Exercise description:
In your answer, set down the records below exactly as they stand, omitting pictures.

•••••

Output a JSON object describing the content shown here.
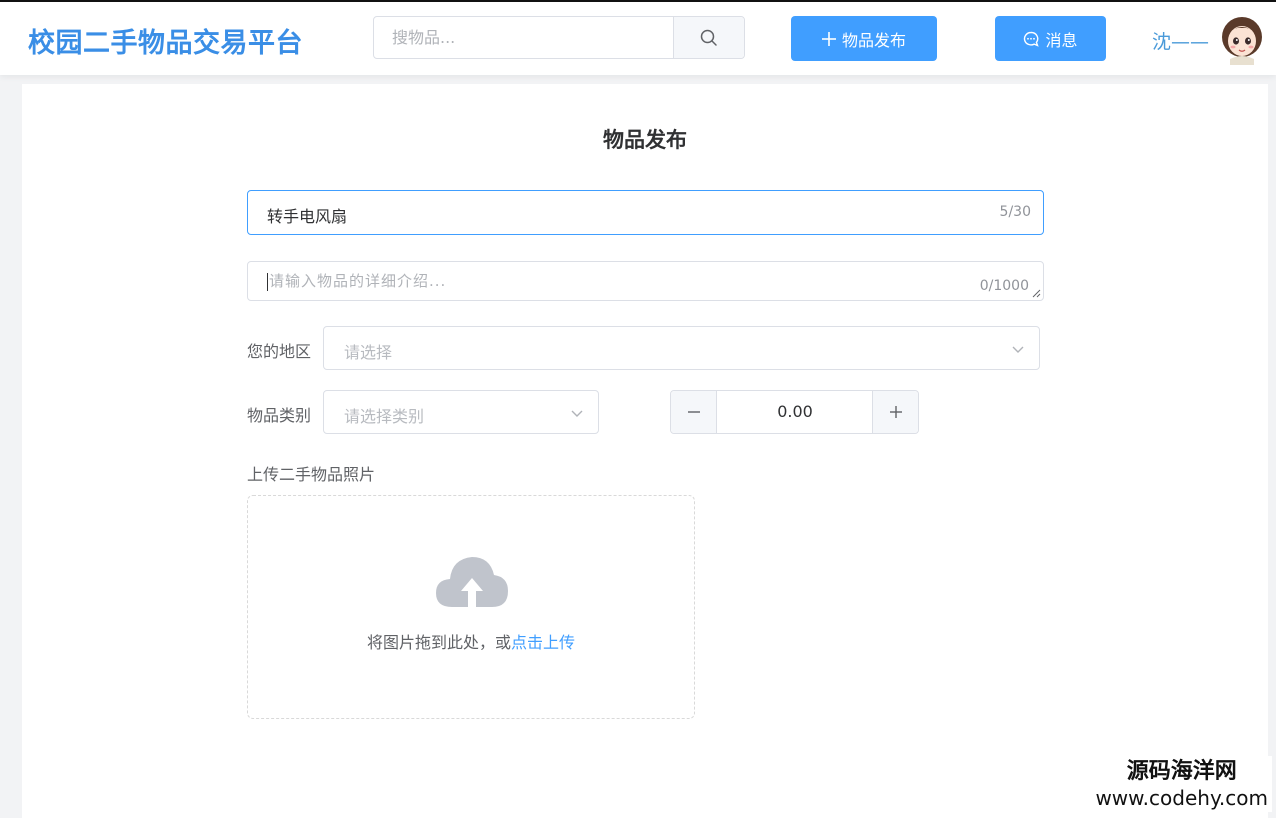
{
  "header": {
    "logo": "校园二手物品交易平台",
    "search_placeholder": "搜物品...",
    "publish_label": "物品发布",
    "message_label": "消息",
    "username": "沈——"
  },
  "form": {
    "page_title": "物品发布",
    "title_value": "转手电风扇",
    "title_counter": "5/30",
    "desc_placeholder": "请输入物品的详细介绍...",
    "desc_counter": "0/1000",
    "region_label": "您的地区",
    "region_placeholder": "请选择",
    "category_label": "物品类别",
    "category_placeholder": "请选择类别",
    "price_value": "0.00",
    "upload_label": "上传二手物品照片",
    "upload_hint": "将图片拖到此处，或",
    "upload_link": "点击上传"
  },
  "watermark": {
    "line1": "源码海洋网",
    "line2": "www.codehy.com"
  },
  "colors": {
    "accent": "#409eff",
    "logo": "#3a8ee6",
    "background": "#f2f3f5"
  },
  "icons": {
    "search": "search-icon",
    "publish": "plus-icon",
    "message": "chat-icon",
    "upload": "cloud-upload-icon"
  }
}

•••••

The answer:
Output a JSON object describing the content shown here.
{
  "header": {
    "logo": "校园二手物品交易平台",
    "search_placeholder": "搜物品...",
    "publish_label": "物品发布",
    "message_label": "消息",
    "username": "沈——"
  },
  "form": {
    "page_title": "物品发布",
    "title_value": "转手电风扇",
    "title_counter": "5/30",
    "desc_placeholder": "请输入物品的详细介绍...",
    "desc_counter": "0/1000",
    "region_label": "您的地区",
    "region_placeholder": "请选择",
    "category_label": "物品类别",
    "category_placeholder": "请选择类别",
    "price_value": "0.00",
    "upload_label": "上传二手物品照片",
    "upload_hint": "将图片拖到此处，或",
    "upload_link": "点击上传"
  },
  "watermark": {
    "line1": "源码海洋网",
    "line2": "www.codehy.com"
  },
  "colors": {
    "accent": "#409eff",
    "logo": "#3a8ee6",
    "background": "#f2f3f5"
  },
  "icons": {
    "search": "search-icon",
    "publish": "plus-icon",
    "message": "chat-icon",
    "upload": "cloud-upload-icon"
  }
}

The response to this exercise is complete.